Our Sharon Alboni made her annual pilgrimage to Glastonbury and enjoyed yet another amazing lineup coupled with some pretty horrible weather. Sharon photographed a wealth of bands over the course of the four-day festival, so here’s a sneak peak of the images that accompany her review that appears in Issue 28.
It’s no secret that after eight years the Bonnaroo Music Festival is a Southern style free-for-all and camp-out that kicks off the summer. In fact, it has become an institution, drawing loyal fans much like mardi gras and NASCAR. But what keeps Bonnaroo fresh and important is the venue — a 700-acre farm in Manchester, Tennessee — that allows fans and bands to let it all hang out and defy the norm. This year once again brought together newcomers and legendary headliners Tennessee’s largest music venue.
If you never been to Bonnaroo, it’s somewhere between Coachella and Burning Man. Great performances are simultaneously going on around the clock. It’s impossible to see every band; I can only mention what I saw.

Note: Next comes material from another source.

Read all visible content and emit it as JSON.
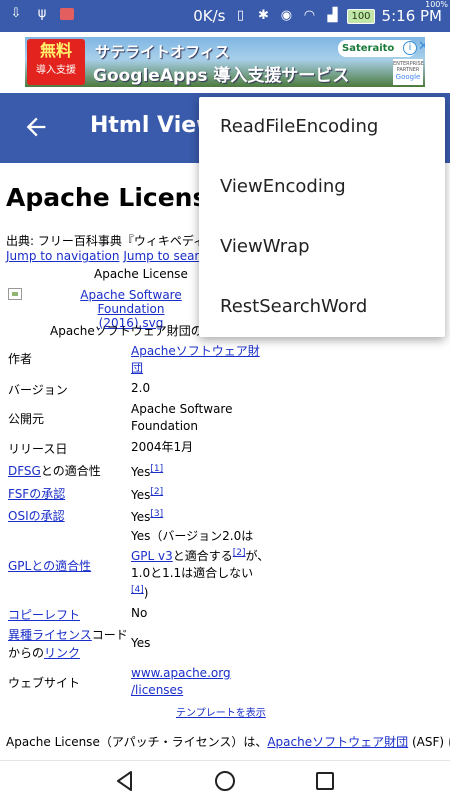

The photo pit at Passion Pit’s set was quite a scene. It was early on Thursday night, but the band with the most buzz going into the festival delivered by throwing down a high-energy. After dodging crowd surfers and the giddy press corps, I stumped a good few fans by asking them to describe the band. I heard everything from ‘80s music to pop. Nonethless, the synth-poppers got down and the festival got off to a great start.
After getting a bit of sleep, I made sure to see Animal Collective and Santigold on Saturday afternoon. Santi’s official name change from Santogold to Santigold was still fresh news, and made no difference to the screaming crowd, who seemed to know all the lyrics. “You’re the best crowd in the States!” Santi White belted out. It was definitely one of the best shows all weekend. The antics at the Of Montreal set included a gas mask and what appeared to be a Christmas celebration. Of Montreal drew an excited and surprising reaction from the fans. Later that night, Public Enemy got plenty of love from the ‘Rooskis, as did the late-night sets from Paul Oakenfold and Pretty Lights.
Keeping it fresh on the farm seems to be a goal of the festival’s organizers, and they did it quite well. The effort to evolve included an iPhone app for tech-hungry fan,s and increased recycling and composting as a general rule of the thumb was a definite positive. But the greatest addition may have also been the festival’s greatest critic, Triumph the Insult Comic Dog, who made his inaugural visit. He definitely gathered some material deep in the “tent territories.”
DJs did gain some well-deserved prominence this year. Money Mark played the enormous What Stage prior to the Beastie Boys’ set. The Scratch DJ Academy setup a tent and brought out New York City turntablists willing to educate cadets looking for a diploma. The solar powered Solar Stage held performances all weekend by the Hunab breakdancing crew, with DJ Brett Rock in the mix. The Xbox360 sponsored arcade/discotheque and Silent Disco provided the late-night dance floors, where DJ Quickie Mart and Motion Potion played multiple sets.
The love of music new and old is central to Bonnaroo’s ideology and helpful in fully appreciating the weekend. Otherwise, Bonnaroo 2009 served was one of Nine Inch Nails’ last US show, and the first time I’ve ever seen MGMT. Both were exciting and a bit disappointing, but fun nonetheless. It wasn’t the best of times or the worst of times, but it was well worth the trip.